On Wednesday, fracking activists held a fracking water taste test directly in front of the State House to showcase for legislators the threat that fracking poses to drinking water in Maryland. In states like PA and Wyoming, concerned homeowners have pointed to fracking as a cause of drinking water contamination.
Dozens of Marylanders from across the state donned red Fracking Moratorium Now! t-shirts, buttons, and stickers to make sure the issue of fracking was on legislators minds as they headed in for their first day of the 2013 General Assembly session.
To convey the dangers and risks of fracking to Maryland water sources, we had a series of water samples collected from PA and Maryland The first sample was clearly contaminated drinking water taken from an abandoned home near a fracking site in Butler County, Pennsylvania. The previous owners, the McEvoy family, suffered severe health impacts from drinking and bathing in the contaminated water and had to move away. Their community, called the Woodlands area, includes 12 families who are still without a clean water source. Please visit: http://www.marcellusoutreachbutler.org/ for more information.
UPDATE (12/10/12): Read on to take action and to download and view featured presentations from the conference.
On Saturday, nearly 300 Marylanders from across the state are gathering in Baltimore to discuss a big emerging threat to our communities: fracking.
Fracking is a dangerous method of drilling for natural gas linked to widespread environmental and health impacts in neighboring states. The conference is the first to bring activists from across Maryland together with state lawmakers, national climate and health experts, and people on the front lines of fracking in western Maryland and Pennsylvania to discuss the risks of fracking and how our state should respond.
To join us on Saturday and for more details, go to: http://mdfrackingconference.eventbrite.com.
Maryland was just hit by Hurricane Sandy, the largest storm ever recorded to hit the East Coast, but not as hard as states like New Jersey and New York:

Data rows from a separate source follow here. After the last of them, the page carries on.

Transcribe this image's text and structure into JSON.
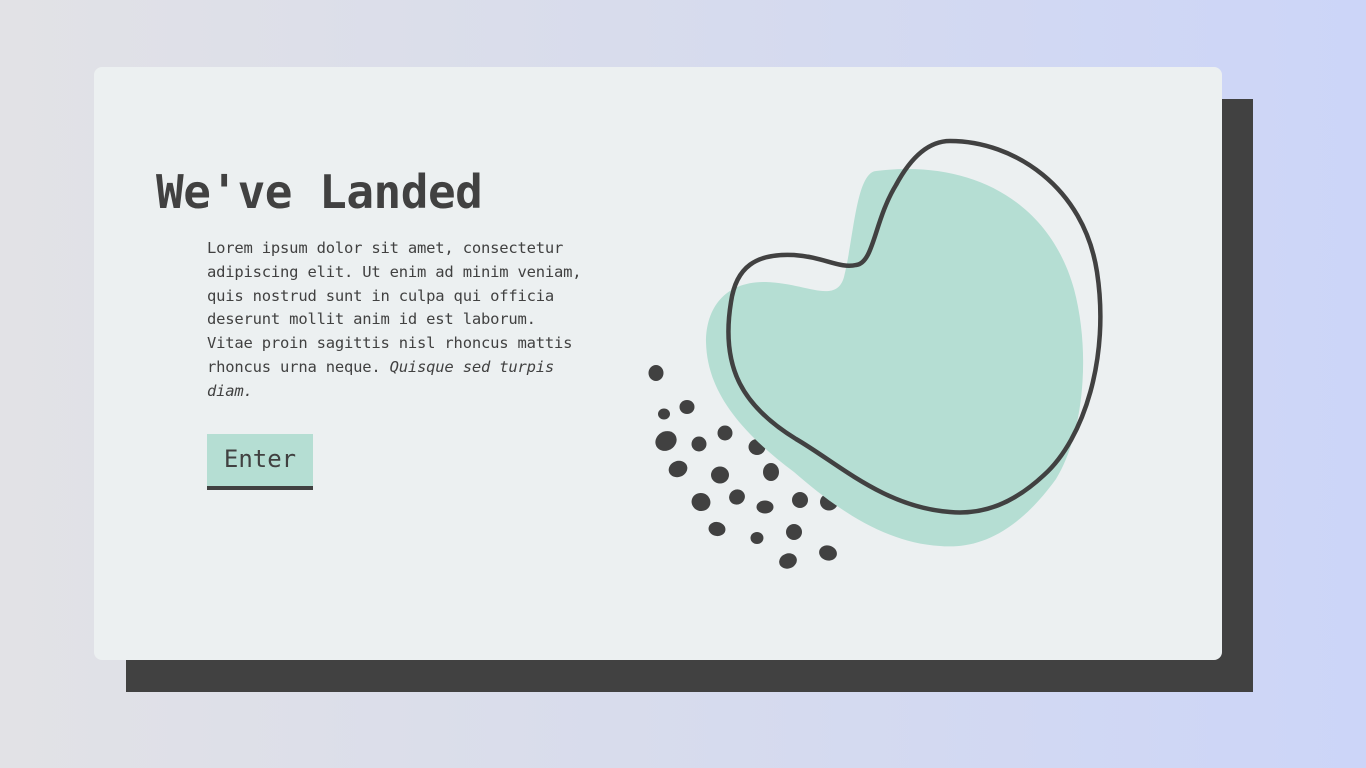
{
  "hero": {
    "title": "We've Landed",
    "description_lines": [
      "Lorem ipsum dolor sit amet, consectetur",
      "adipiscing elit. Ut enim ad minim veniam,",
      "quis nostrud sunt in culpa qui officia",
      "deserunt mollit anim id est laborum.",
      "Vitae proin sagittis nisl rhoncus mattis",
      "rhoncus urna neque. "
    ],
    "description_emphasis": "Quisque sed turpis diam.",
    "cta_label": "Enter"
  },
  "colors": {
    "page_background_start": "#e2e2e6",
    "page_background_end": "#ccd5f8",
    "card_background": "#ecf0f1",
    "shadow_block": "#414141",
    "accent_mint": "#b5ded3",
    "text_dark": "#414141"
  }
}
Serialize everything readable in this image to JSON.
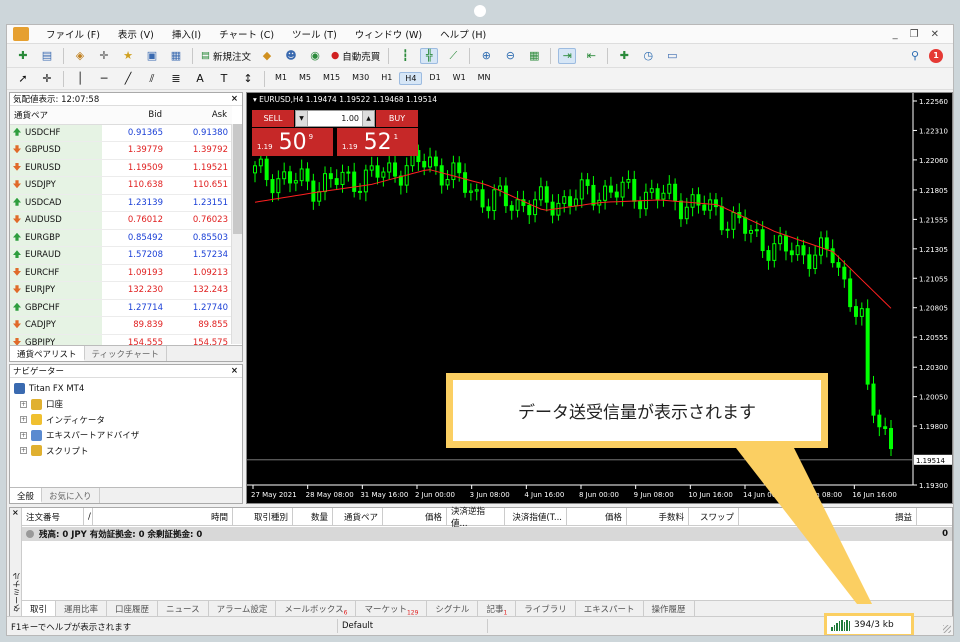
{
  "menu": [
    "ファイル (F)",
    "表示 (V)",
    "挿入(I)",
    "チャート (C)",
    "ツール (T)",
    "ウィンドウ (W)",
    "ヘルプ (H)"
  ],
  "toolbar": {
    "new_order": "新規注文",
    "auto_trade": "自動売買",
    "notifications_count": "1",
    "timeframes": [
      "M1",
      "M5",
      "M15",
      "M30",
      "H1",
      "H4",
      "D1",
      "W1",
      "MN"
    ],
    "selected_timeframe": "H4",
    "text_tool": "A"
  },
  "market_watch": {
    "title": "気配値表示: 12:07:58",
    "col_symbol": "通貨ペア",
    "col_bid": "Bid",
    "col_ask": "Ask",
    "rows": [
      {
        "symbol": "USDCHF",
        "bid": "0.91365",
        "ask": "0.91380",
        "dir": "up",
        "color": "#1a3fd6"
      },
      {
        "symbol": "GBPUSD",
        "bid": "1.39779",
        "ask": "1.39792",
        "dir": "dn",
        "color": "#e02020"
      },
      {
        "symbol": "EURUSD",
        "bid": "1.19509",
        "ask": "1.19521",
        "dir": "dn",
        "color": "#e02020"
      },
      {
        "symbol": "USDJPY",
        "bid": "110.638",
        "ask": "110.651",
        "dir": "dn",
        "color": "#e02020"
      },
      {
        "symbol": "USDCAD",
        "bid": "1.23139",
        "ask": "1.23151",
        "dir": "up",
        "color": "#1a3fd6"
      },
      {
        "symbol": "AUDUSD",
        "bid": "0.76012",
        "ask": "0.76023",
        "dir": "dn",
        "color": "#e02020"
      },
      {
        "symbol": "EURGBP",
        "bid": "0.85492",
        "ask": "0.85503",
        "dir": "up",
        "color": "#1a3fd6"
      },
      {
        "symbol": "EURAUD",
        "bid": "1.57208",
        "ask": "1.57234",
        "dir": "up",
        "color": "#1a3fd6"
      },
      {
        "symbol": "EURCHF",
        "bid": "1.09193",
        "ask": "1.09213",
        "dir": "dn",
        "color": "#e02020"
      },
      {
        "symbol": "EURJPY",
        "bid": "132.230",
        "ask": "132.243",
        "dir": "dn",
        "color": "#e02020"
      },
      {
        "symbol": "GBPCHF",
        "bid": "1.27714",
        "ask": "1.27740",
        "dir": "up",
        "color": "#1a3fd6"
      },
      {
        "symbol": "CADJPY",
        "bid": "89.839",
        "ask": "89.855",
        "dir": "dn",
        "color": "#e02020"
      },
      {
        "symbol": "GBPJPY",
        "bid": "154.555",
        "ask": "154.575",
        "dir": "dn",
        "color": "#e02020"
      }
    ],
    "tabs": [
      "通貨ペアリスト",
      "ティックチャート"
    ]
  },
  "navigator": {
    "title": "ナビゲーター",
    "root": "Titan FX MT4",
    "items": [
      "口座",
      "インディケータ",
      "エキスパートアドバイザ",
      "スクリプト"
    ],
    "tabs": [
      "全般",
      "お気に入り"
    ]
  },
  "chart": {
    "header": "EURUSD,H4  1.19474 1.19522 1.19468 1.19514",
    "sell_label": "SELL",
    "buy_label": "BUY",
    "lot": "1.00",
    "sell_prefix": "1.19",
    "sell_big": "50",
    "sell_sup": "9",
    "buy_prefix": "1.19",
    "buy_big": "52",
    "buy_sup": "1",
    "price_ticks": [
      "1.22560",
      "1.22310",
      "1.22060",
      "1.21805",
      "1.21555",
      "1.21305",
      "1.21055",
      "1.20805",
      "1.20555",
      "1.20300",
      "1.20050",
      "1.19800",
      "1.19300"
    ],
    "current_price": "1.19514",
    "time_ticks": [
      "27 May 2021",
      "28 May 08:00",
      "31 May 16:00",
      "2 Jun 00:00",
      "3 Jun 08:00",
      "4 Jun 16:00",
      "8 Jun 00:00",
      "9 Jun 08:00",
      "10 Jun 16:00",
      "14 Jun 00:00",
      "15 Jun 08:00",
      "16 Jun 16:00"
    ]
  },
  "chart_data": {
    "type": "line",
    "symbol": "EURUSD",
    "timeframe": "H4",
    "ohlc_header": {
      "open": 1.19474,
      "high": 1.19522,
      "low": 1.19468,
      "close": 1.19514
    },
    "x": [
      "27 May 2021",
      "28 May 08:00",
      "31 May 16:00",
      "2 Jun 00:00",
      "3 Jun 08:00",
      "4 Jun 16:00",
      "8 Jun 00:00",
      "9 Jun 08:00",
      "10 Jun 16:00",
      "14 Jun 00:00",
      "15 Jun 08:00",
      "16 Jun 16:00"
    ],
    "series": [
      {
        "values": [
          1.2195,
          1.2185,
          1.2192,
          1.2205,
          1.2172,
          1.2168,
          1.218,
          1.2176,
          1.2162,
          1.213,
          1.2125,
          1.201
        ]
      },
      {
        "values": [
          1.217,
          1.2178,
          1.2185,
          1.2198,
          1.2185,
          1.2163,
          1.217,
          1.2172,
          1.2168,
          1.2145,
          1.2128,
          1.208
        ]
      }
    ],
    "ylim": [
      1.193,
      1.2256
    ],
    "grid": false,
    "colors": {
      "candles": "#00ff00",
      "ma": "#ff2020",
      "background": "#000000"
    }
  },
  "callout": {
    "text": "データ送受信量が表示されます"
  },
  "terminal": {
    "side_label": "ターミナル",
    "columns": [
      "注文番号",
      "/",
      "時間",
      "取引種別",
      "数量",
      "通貨ペア",
      "価格",
      "決済逆指値...",
      "決済指値(T...",
      "価格",
      "手数料",
      "スワップ",
      "損益"
    ],
    "balance": "残高: 0 JPY  有効証拠金: 0  余剰証拠金: 0",
    "balance_value": "0",
    "tabs": [
      {
        "label": "取引",
        "badge": ""
      },
      {
        "label": "運用比率",
        "badge": ""
      },
      {
        "label": "口座履歴",
        "badge": ""
      },
      {
        "label": "ニュース",
        "badge": ""
      },
      {
        "label": "アラーム設定",
        "badge": ""
      },
      {
        "label": "メールボックス",
        "badge": "6"
      },
      {
        "label": "マーケット",
        "badge": "129"
      },
      {
        "label": "シグナル",
        "badge": ""
      },
      {
        "label": "記事",
        "badge": "1"
      },
      {
        "label": "ライブラリ",
        "badge": ""
      },
      {
        "label": "エキスパート",
        "badge": ""
      },
      {
        "label": "操作履歴",
        "badge": ""
      }
    ]
  },
  "status": {
    "help": "F1キーでヘルプが表示されます",
    "profile": "Default",
    "traffic": "394/3 kb"
  }
}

"We all dodged a bullet on this one," Anne Arundel County Fire Battalion Chief Steve Thompson said Tuesday from the county's emergency operations center. "If that storm would have wiggled a little bit south, with those winds, it would have been a doozie."
Yet, 300,000 people from Virginia to Baltimore remained without power Tuesday evening and many areas of the state experienced extensive flooding. The fishing pier on Ocean City’s iconic boardwalk is now half-gone. Sadly there were also a couple storm related deaths in Maryland as well as a number of injuries.
As we begin to rebuild, the first thing we must do is make sure everyone is safe and has what they need to survive in our state and across the country. Please donate if you can to the American Red Cross as they most certainly will need more robust funding in the coming years and decades.
Once we get back on our feet, with the metro running in DC and the subways back on track in New York City, we must immediately focus on what we can do to lessen the wrath of ever-worsening storms like Sandy. Perhaps Stephen Lacey and Joe Romm put it best when describing the link between human-caused climate change and these new super-storms: